After about 15 minutes and three stops, the third was the charm, and even with my limited 5th grade era German and some gesturing with my phone and the holding of money up, the clerk quickly figured out what I wanted, said “Auto Load, followed by “10, 20, 40 Euro.” 

Within another 30 seconds I had entered the 14 digit code and the special *105* that precedes it and voila, another 40 Euros on my Nokia E71.

I might be a stranger in a strange land, but with a local number, and a quick learning of how things work, makes me feel, well, Local.

P.S. Another interesting thing, the convenience store was selling the Tele.Ring Willi data card with credit at the counter. Try and find a 3G stick in a convenience store in the USA or Canada.

Is The Mobile PBX In Your Future

In the past I've written about the idea of a Mobile PBX and how it could come to be.

Well it seems I'm not alone in that arena as Network World has an interesting "think piece" on the subject.

With 4G via WiMax and LTE the "mobile PBX" becomes more and more a reality, as fatter wireless bandwidth makes more things possible. This is a big boon to companies who have a clear handle on the "cloud" like Skype, Gizmo, clients Truphone, ifByPhone, Junction Networks, iotum, HiDef Conferencing, wonderkind cloud developer Thomas Howe and a few others out there like Jay and Jason at Adhearsion,

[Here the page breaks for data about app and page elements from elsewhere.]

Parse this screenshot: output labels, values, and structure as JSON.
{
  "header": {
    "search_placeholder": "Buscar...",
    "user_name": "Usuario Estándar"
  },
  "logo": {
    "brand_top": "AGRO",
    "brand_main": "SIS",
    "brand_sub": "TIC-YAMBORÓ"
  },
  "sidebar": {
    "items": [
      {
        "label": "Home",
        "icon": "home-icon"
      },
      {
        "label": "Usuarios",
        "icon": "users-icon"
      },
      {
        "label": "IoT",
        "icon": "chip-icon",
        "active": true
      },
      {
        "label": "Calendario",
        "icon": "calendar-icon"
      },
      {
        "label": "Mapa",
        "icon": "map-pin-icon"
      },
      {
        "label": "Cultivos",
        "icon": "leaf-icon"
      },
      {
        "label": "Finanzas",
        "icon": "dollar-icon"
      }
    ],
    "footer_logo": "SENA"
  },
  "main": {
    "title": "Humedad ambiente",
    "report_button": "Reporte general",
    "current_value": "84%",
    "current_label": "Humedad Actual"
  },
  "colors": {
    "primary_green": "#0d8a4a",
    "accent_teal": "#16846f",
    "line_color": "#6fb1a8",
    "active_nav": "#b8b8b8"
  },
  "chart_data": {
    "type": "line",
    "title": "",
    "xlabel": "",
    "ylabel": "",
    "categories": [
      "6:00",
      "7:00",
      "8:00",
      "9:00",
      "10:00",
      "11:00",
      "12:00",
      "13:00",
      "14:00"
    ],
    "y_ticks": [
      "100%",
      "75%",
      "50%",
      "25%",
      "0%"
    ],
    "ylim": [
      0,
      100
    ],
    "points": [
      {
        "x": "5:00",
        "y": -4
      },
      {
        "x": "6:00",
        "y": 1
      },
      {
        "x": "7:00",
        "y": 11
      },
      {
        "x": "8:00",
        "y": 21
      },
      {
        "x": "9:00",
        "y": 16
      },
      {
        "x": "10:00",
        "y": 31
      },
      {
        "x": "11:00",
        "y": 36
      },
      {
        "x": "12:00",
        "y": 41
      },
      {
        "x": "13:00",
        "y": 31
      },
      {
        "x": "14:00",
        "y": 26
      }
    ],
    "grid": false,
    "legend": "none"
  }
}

Why? Because with cloud technology, and an open pipe, the mobile device becomes a smart controller, not a dumb end point. That means you can do more things from anywhere. As MIDs and Netbooks become more voice and video endpoints, not simply "data terminals" we end up with very powerful pocket and bag size devices that can do more. Client Nokia with their N900 Linux based device is heading that way, as is Apple. I fully expect Microsoft and Cisco to also be players in this evolving world of connectivity that occurs on demand, not always on all the time.

Is Apple About Technology Oppression

Back in 1984 Apple rebelled with the famed commercial produced by Venice, CA based Chiat-Day. The commercial is a classic and viewed as a model of a great tv spot that aired just once. It was the commercial that introduced the Macintosh to the world.

Now, 25 years later Apple is treading water at possibly becoming exactly what they poked fun at. Technology oppression.

If I was advising Apple, I would find a way to make peace with Google over the GoogleVoice app and lots more and also announce a true "open" initiative. Apple right now is at a cross roads. As the dominant player in music delivery they are rapidly becoming a company with clout in that sector. With the iPhone they have pretty much become the fastest selling handset manufacturer and they sell almost all of what they make, something many others would love to claim, and can't. Most of all, they have a growing share of the laptop market, with more and more MacBook Pros and Mac Book Air's finding their way into the corporate mainstream.

All this means that Apple has to be careful right now, or run the risk of being what they wanted to destroy.